## About this task
Restate every line below word for word, but drop each picture.

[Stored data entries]
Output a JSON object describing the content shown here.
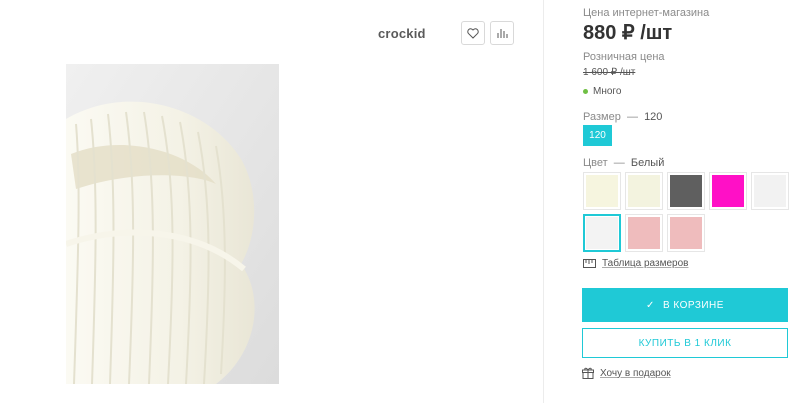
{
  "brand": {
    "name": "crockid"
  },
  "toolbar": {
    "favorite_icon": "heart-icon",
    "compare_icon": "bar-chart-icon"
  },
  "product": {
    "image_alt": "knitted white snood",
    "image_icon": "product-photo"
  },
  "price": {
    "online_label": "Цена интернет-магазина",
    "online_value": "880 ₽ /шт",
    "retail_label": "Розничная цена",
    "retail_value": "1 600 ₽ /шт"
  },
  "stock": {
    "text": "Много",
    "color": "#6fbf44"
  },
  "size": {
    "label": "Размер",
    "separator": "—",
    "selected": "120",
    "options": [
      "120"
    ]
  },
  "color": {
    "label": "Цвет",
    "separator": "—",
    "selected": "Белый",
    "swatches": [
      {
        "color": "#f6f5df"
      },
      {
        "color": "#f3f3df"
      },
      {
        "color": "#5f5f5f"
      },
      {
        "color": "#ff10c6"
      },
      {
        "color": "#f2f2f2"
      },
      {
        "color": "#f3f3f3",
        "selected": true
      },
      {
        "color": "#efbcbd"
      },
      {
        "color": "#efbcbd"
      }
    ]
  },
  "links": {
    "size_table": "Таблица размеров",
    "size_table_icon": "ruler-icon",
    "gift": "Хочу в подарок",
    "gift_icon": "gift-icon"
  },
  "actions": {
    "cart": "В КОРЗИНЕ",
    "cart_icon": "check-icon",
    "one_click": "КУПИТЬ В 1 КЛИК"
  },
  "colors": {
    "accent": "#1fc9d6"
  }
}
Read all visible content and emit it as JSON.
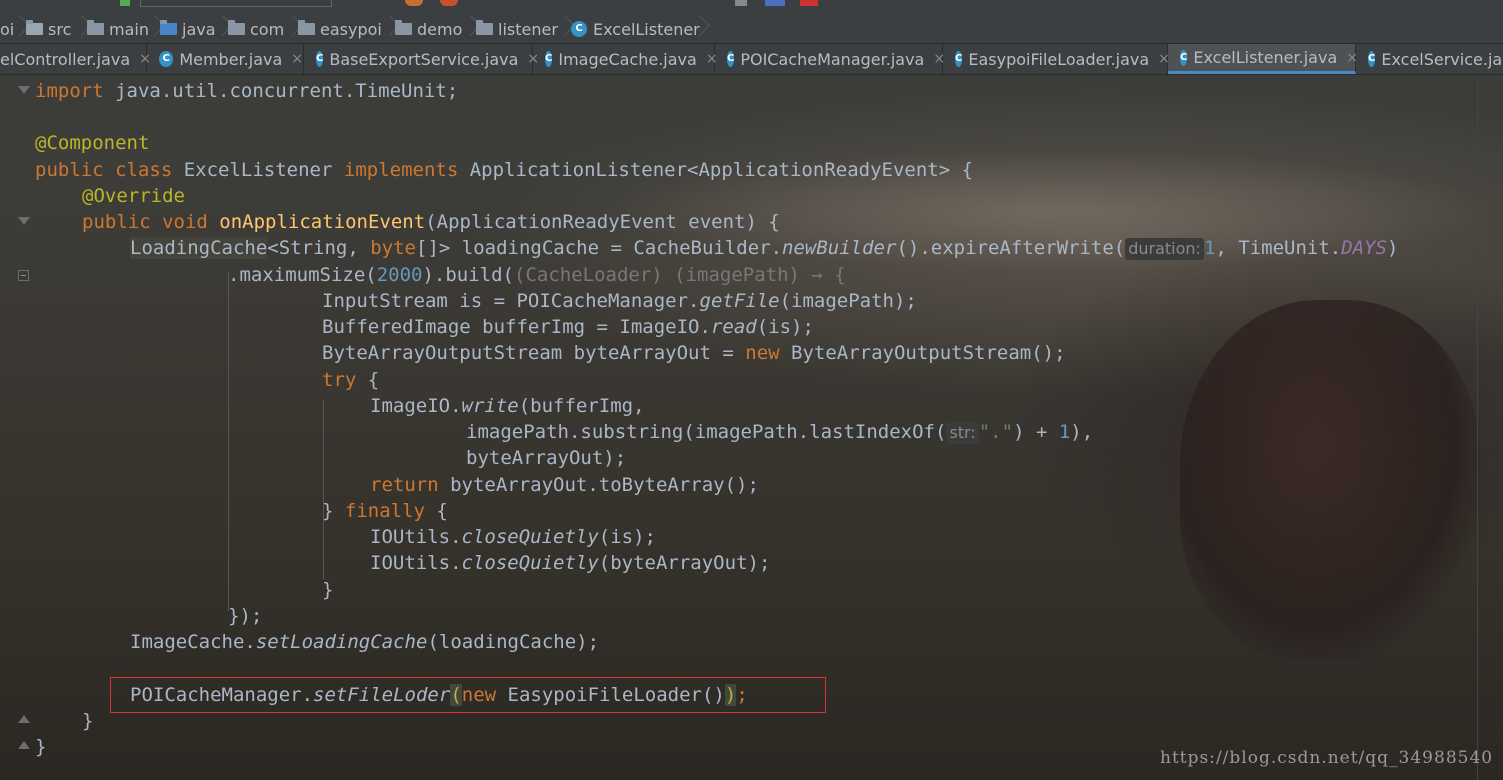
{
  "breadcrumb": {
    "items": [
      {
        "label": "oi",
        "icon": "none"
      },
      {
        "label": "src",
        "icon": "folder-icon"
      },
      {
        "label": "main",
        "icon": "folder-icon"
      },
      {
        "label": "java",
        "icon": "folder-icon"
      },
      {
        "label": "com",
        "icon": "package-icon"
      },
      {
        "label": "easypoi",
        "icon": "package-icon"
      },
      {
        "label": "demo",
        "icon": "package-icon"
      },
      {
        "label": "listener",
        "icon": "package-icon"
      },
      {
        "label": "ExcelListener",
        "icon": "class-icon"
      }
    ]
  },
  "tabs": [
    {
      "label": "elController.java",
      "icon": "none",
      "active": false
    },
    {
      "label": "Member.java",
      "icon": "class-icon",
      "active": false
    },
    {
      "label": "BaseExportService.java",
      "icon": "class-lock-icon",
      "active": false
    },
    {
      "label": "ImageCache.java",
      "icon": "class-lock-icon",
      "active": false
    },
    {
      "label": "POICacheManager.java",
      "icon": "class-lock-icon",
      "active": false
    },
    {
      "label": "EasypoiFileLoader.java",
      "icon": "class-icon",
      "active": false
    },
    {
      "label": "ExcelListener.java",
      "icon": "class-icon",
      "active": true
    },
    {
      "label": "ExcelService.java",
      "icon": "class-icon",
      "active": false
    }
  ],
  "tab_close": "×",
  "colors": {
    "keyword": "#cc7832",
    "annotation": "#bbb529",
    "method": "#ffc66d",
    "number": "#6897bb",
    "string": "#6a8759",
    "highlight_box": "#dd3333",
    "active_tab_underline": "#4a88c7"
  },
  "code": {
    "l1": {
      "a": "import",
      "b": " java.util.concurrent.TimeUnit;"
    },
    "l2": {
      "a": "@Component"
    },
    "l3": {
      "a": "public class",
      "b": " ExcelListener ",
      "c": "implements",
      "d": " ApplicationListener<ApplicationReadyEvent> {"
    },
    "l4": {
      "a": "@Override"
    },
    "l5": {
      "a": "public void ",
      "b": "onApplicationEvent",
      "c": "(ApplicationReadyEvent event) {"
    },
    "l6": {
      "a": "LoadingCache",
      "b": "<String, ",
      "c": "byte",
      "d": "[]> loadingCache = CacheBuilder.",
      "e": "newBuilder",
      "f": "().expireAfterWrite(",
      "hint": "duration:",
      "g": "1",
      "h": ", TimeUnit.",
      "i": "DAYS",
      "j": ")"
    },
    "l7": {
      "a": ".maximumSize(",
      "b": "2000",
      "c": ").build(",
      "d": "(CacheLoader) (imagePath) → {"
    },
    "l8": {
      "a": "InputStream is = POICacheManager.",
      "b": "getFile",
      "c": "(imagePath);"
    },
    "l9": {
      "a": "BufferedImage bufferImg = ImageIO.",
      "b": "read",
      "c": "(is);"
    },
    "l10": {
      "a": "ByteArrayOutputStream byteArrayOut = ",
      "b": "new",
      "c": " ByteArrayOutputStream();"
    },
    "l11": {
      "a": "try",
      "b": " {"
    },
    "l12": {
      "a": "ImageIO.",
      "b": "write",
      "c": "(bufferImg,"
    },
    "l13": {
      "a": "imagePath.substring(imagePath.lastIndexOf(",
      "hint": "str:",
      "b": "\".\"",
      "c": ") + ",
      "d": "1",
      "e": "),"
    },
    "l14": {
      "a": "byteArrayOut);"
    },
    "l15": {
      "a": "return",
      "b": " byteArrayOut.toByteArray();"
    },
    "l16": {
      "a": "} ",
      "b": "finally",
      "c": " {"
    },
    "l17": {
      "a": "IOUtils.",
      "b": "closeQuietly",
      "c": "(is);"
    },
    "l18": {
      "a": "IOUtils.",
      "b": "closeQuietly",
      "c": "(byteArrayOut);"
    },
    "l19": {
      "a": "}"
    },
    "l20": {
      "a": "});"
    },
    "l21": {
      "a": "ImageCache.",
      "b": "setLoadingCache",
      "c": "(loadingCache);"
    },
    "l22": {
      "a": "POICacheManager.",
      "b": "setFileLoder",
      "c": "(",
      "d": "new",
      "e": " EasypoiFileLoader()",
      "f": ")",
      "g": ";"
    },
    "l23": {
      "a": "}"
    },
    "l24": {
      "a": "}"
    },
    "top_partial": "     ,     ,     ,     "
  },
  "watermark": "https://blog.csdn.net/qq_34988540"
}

## Response to this exercise
Output a JSON object describing the content shown here.
{
  "brand": {
    "name": "crockid"
  },
  "toolbar": {
    "favorite_icon": "heart-icon",
    "compare_icon": "bar-chart-icon"
  },
  "product": {
    "image_alt": "knitted white snood",
    "image_icon": "product-photo"
  },
  "price": {
    "online_label": "Цена интернет-магазина",
    "online_value": "880 ₽ /шт",
    "retail_label": "Розничная цена",
    "retail_value": "1 600 ₽ /шт"
  },
  "stock": {
    "text": "Много",
    "color": "#6fbf44"
  },
  "size": {
    "label": "Размер",
    "separator": "—",
    "selected": "120",
    "options": [
      "120"
    ]
  },
  "color": {
    "label": "Цвет",
    "separator": "—",
    "selected": "Белый",
    "swatches": [
      {
        "color": "#f6f5df"
      },
      {
        "color": "#f3f3df"
      },
      {
        "color": "#5f5f5f"
      },
      {
        "color": "#ff10c6"
      },
      {
        "color": "#f2f2f2"
      },
      {
        "color": "#f3f3f3",
        "selected": true
      },
      {
        "color": "#efbcbd"
      },
      {
        "color": "#efbcbd"
      }
    ]
  },
  "links": {
    "size_table": "Таблица размеров",
    "size_table_icon": "ruler-icon",
    "gift": "Хочу в подарок",
    "gift_icon": "gift-icon"
  },
  "actions": {
    "cart": "В КОРЗИНЕ",
    "cart_icon": "check-icon",
    "one_click": "КУПИТЬ В 1 КЛИК"
  },
  "colors": {
    "accent": "#1fc9d6"
  }
}
Read all visible content and emit it as JSON.
{
  "breadcrumb": {
    "items": [
      {
        "label": "oi",
        "icon": "none"
      },
      {
        "label": "src",
        "icon": "folder-icon"
      },
      {
        "label": "main",
        "icon": "folder-icon"
      },
      {
        "label": "java",
        "icon": "folder-icon"
      },
      {
        "label": "com",
        "icon": "package-icon"
      },
      {
        "label": "easypoi",
        "icon": "package-icon"
      },
      {
        "label": "demo",
        "icon": "package-icon"
      },
      {
        "label": "listener",
        "icon": "package-icon"
      },
      {
        "label": "ExcelListener",
        "icon": "class-icon"
      }
    ]
  },
  "tabs": [
    {
      "label": "elController.java",
      "icon": "none",
      "active": false
    },
    {
      "label": "Member.java",
      "icon": "class-icon",
      "active": false
    },
    {
      "label": "BaseExportService.java",
      "icon": "class-lock-icon",
      "active": false
    },
    {
      "label": "ImageCache.java",
      "icon": "class-lock-icon",
      "active": false
    },
    {
      "label": "POICacheManager.java",
      "icon": "class-lock-icon",
      "active": false
    },
    {
      "label": "EasypoiFileLoader.java",
      "icon": "class-icon",
      "active": false
    },
    {
      "label": "ExcelListener.java",
      "icon": "class-icon",
      "active": true
    },
    {
      "label": "ExcelService.java",
      "icon": "class-icon",
      "active": false
    }
  ],
  "tab_close": "×",
  "colors": {
    "keyword": "#cc7832",
    "annotation": "#bbb529",
    "method": "#ffc66d",
    "number": "#6897bb",
    "string": "#6a8759",
    "highlight_box": "#dd3333",
    "active_tab_underline": "#4a88c7"
  },
  "code": {
    "l1": {
      "a": "import",
      "b": " java.util.concurrent.TimeUnit;"
    },
    "l2": {
      "a": "@Component"
    },
    "l3": {
      "a": "public class",
      "b": " ExcelListener ",
      "c": "implements",
      "d": " ApplicationListener<ApplicationReadyEvent> {"
    },
    "l4": {
      "a": "@Override"
    },
    "l5": {
      "a": "public void ",
      "b": "onApplicationEvent",
      "c": "(ApplicationReadyEvent event) {"
    },
    "l6": {
      "a": "LoadingCache",
      "b": "<String, ",
      "c": "byte",
      "d": "[]> loadingCache = CacheBuilder.",
      "e": "newBuilder",
      "f": "().expireAfterWrite(",
      "hint": "duration:",
      "g": "1",
      "h": ", TimeUnit.",
      "i": "DAYS",
      "j": ")"
    },
    "l7": {
      "a": ".maximumSize(",
      "b": "2000",
      "c": ").build(",
      "d": "(CacheLoader) (imagePath) → {"
    },
    "l8": {
      "a": "InputStream is = POICacheManager.",
      "b": "getFile",
      "c": "(imagePath);"
    },
    "l9": {
      "a": "BufferedImage bufferImg = ImageIO.",
      "b": "read",
      "c": "(is);"
    },
    "l10": {
      "a": "ByteArrayOutputStream byteArrayOut = ",
      "b": "new",
      "c": " ByteArrayOutputStream();"
    },
    "l11": {
      "a": "try",
      "b": " {"
    },
    "l12": {
      "a": "ImageIO.",
      "b": "write",
      "c": "(bufferImg,"
    },
    "l13": {
      "a": "imagePath.substring(imagePath.lastIndexOf(",
      "hint": "str:",
      "b": "\".\"",
      "c": ") + ",
      "d": "1",
      "e": "),"
    },
    "l14": {
      "a": "byteArrayOut);"
    },
    "l15": {
      "a": "return",
      "b": " byteArrayOut.toByteArray();"
    },
    "l16": {
      "a": "} ",
      "b": "finally",
      "c": " {"
    },
    "l17": {
      "a": "IOUtils.",
      "b": "closeQuietly",
      "c": "(is);"
    },
    "l18": {
      "a": "IOUtils.",
      "b": "closeQuietly",
      "c": "(byteArrayOut);"
    },
    "l19": {
      "a": "}"
    },
    "l20": {
      "a": "});"
    },
    "l21": {
      "a": "ImageCache.",
      "b": "setLoadingCache",
      "c": "(loadingCache);"
    },
    "l22": {
      "a": "POICacheManager.",
      "b": "setFileLoder",
      "c": "(",
      "d": "new",
      "e": " EasypoiFileLoader()",
      "f": ")",
      "g": ";"
    },
    "l23": {
      "a": "}"
    },
    "l24": {
      "a": "}"
    },
    "top_partial": "     ,     ,     ,     "
  },
  "watermark": "https://blog.csdn.net/qq_34988540"
}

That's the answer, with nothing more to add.